I’m also very nervous about giving up my health insurance. Unfortunately, per diem staff do not get the option to elect for health insurance (I’m not too too upset about it because my work’s plan is really expensive for someone on my salary). Fortunately, I fall into that group of young people who are now covered on my parents’ insurance until age 26 regardless of circumstance. I’ll be covered until August of next year, and by then I will know which nursing school I’ll be attending and can decide what the game plan will be.

I’ll definitely miss that flex spending plan, too. Oh well.

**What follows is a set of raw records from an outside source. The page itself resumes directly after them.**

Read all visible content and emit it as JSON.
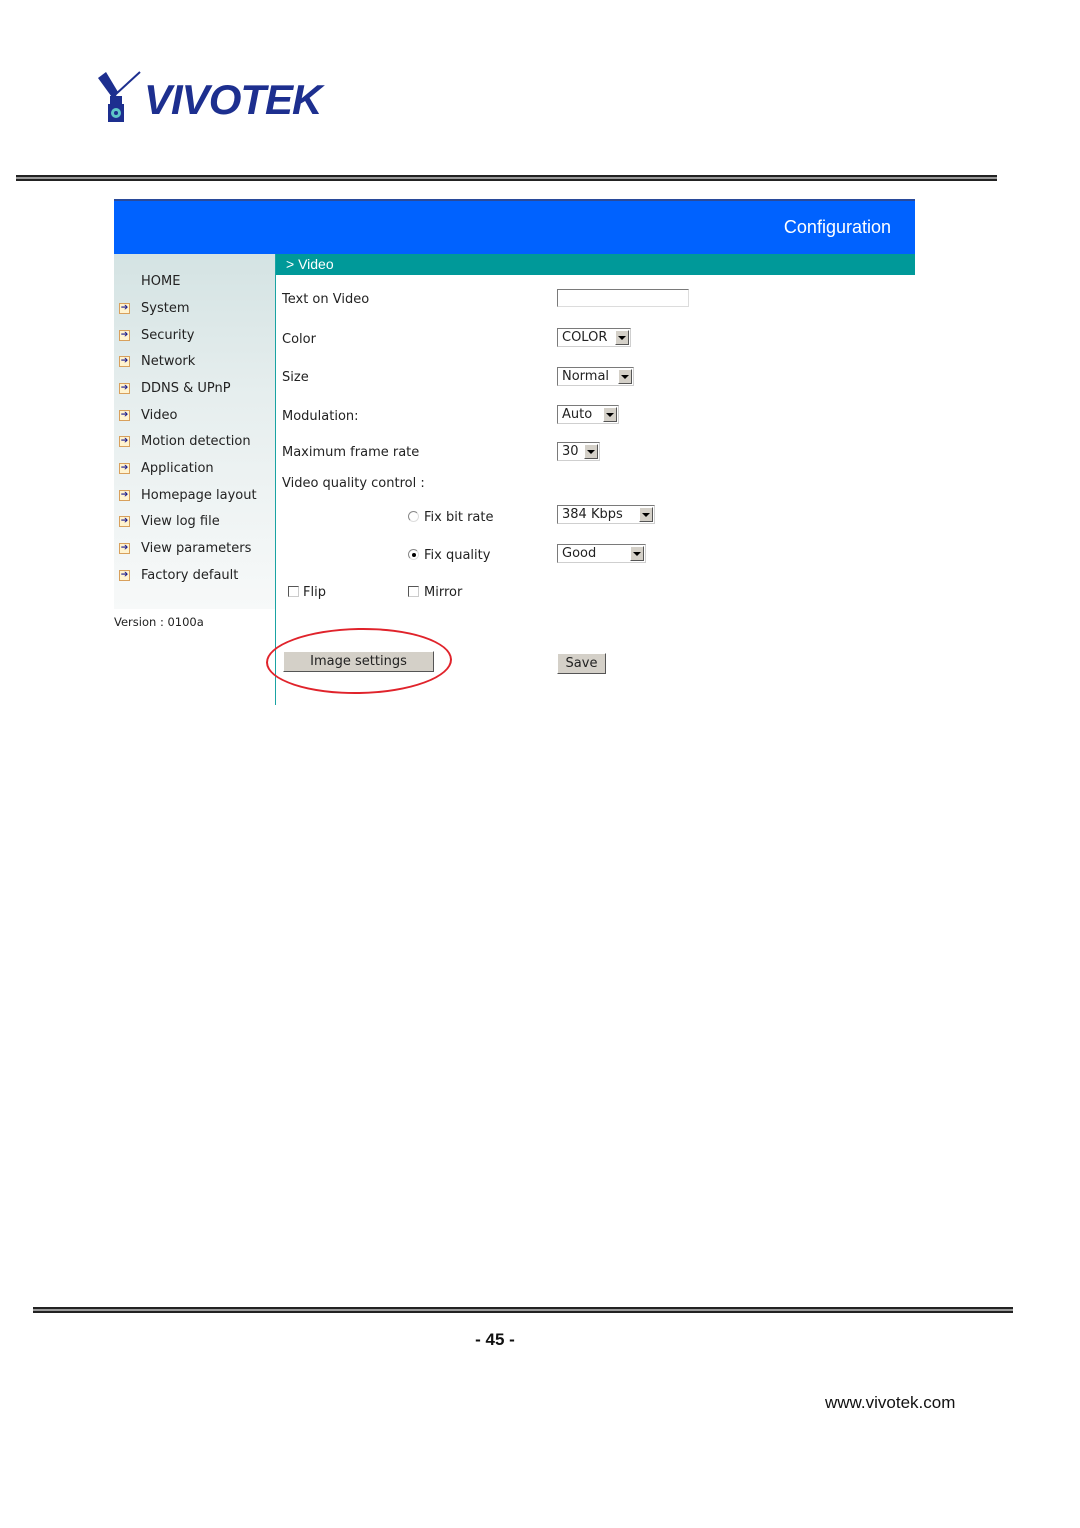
{
  "logo": {
    "brand": "VIVOTEK"
  },
  "header": {
    "title": "Configuration"
  },
  "sidebar": {
    "home": "HOME",
    "items": [
      {
        "label": "System"
      },
      {
        "label": "Security"
      },
      {
        "label": "Network"
      },
      {
        "label": "DDNS & UPnP"
      },
      {
        "label": "Video"
      },
      {
        "label": "Motion detection"
      },
      {
        "label": "Application"
      },
      {
        "label": "Homepage layout"
      },
      {
        "label": "View log file"
      },
      {
        "label": "View parameters"
      },
      {
        "label": "Factory default"
      }
    ],
    "version": "Version : 0100a"
  },
  "section": {
    "title": "> Video"
  },
  "form": {
    "text_on_video": {
      "label": "Text on Video",
      "value": ""
    },
    "color": {
      "label": "Color",
      "value": "COLOR"
    },
    "size": {
      "label": "Size",
      "value": "Normal"
    },
    "modulation": {
      "label": "Modulation:",
      "value": "Auto"
    },
    "max_frame_rate": {
      "label": "Maximum frame rate",
      "value": "30"
    },
    "quality_control": {
      "label": "Video quality control :",
      "fix_bit_rate": {
        "label": "Fix bit rate",
        "checked": false,
        "value": "384 Kbps"
      },
      "fix_quality": {
        "label": "Fix quality",
        "checked": true,
        "value": "Good"
      }
    },
    "flip": {
      "label": "Flip",
      "checked": false
    },
    "mirror": {
      "label": "Mirror",
      "checked": false
    },
    "image_settings_button": "Image settings",
    "save_button": "Save"
  },
  "annotation": {
    "color": "#e0232b",
    "target": "Image settings"
  },
  "colors": {
    "banner": "#0062ff",
    "section_bar": "#009999"
  },
  "footer": {
    "page_number": "- 45 -",
    "website": "www.vivotek.com"
  }
}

But I need to do this. Just another one of these life situations where my mindset is don’t care, this is what I want, it’s going to work no matter what. I’m so past accepting no for an answer.

I have accepted, though, after duking it out with the insurance company for the first time last month (that’s another blog post entirely), that if I don’t grow a pair and speak up for what I need from work, insurance companies, life in general… I’m not going to get it. Case in point: my manager is so happy that I’ve found something that may work better than the current situation. I wish every PWD was as lucky as I am.

Oh nice work if you can get it.
And you can get it — if you try.

Be well. 🙂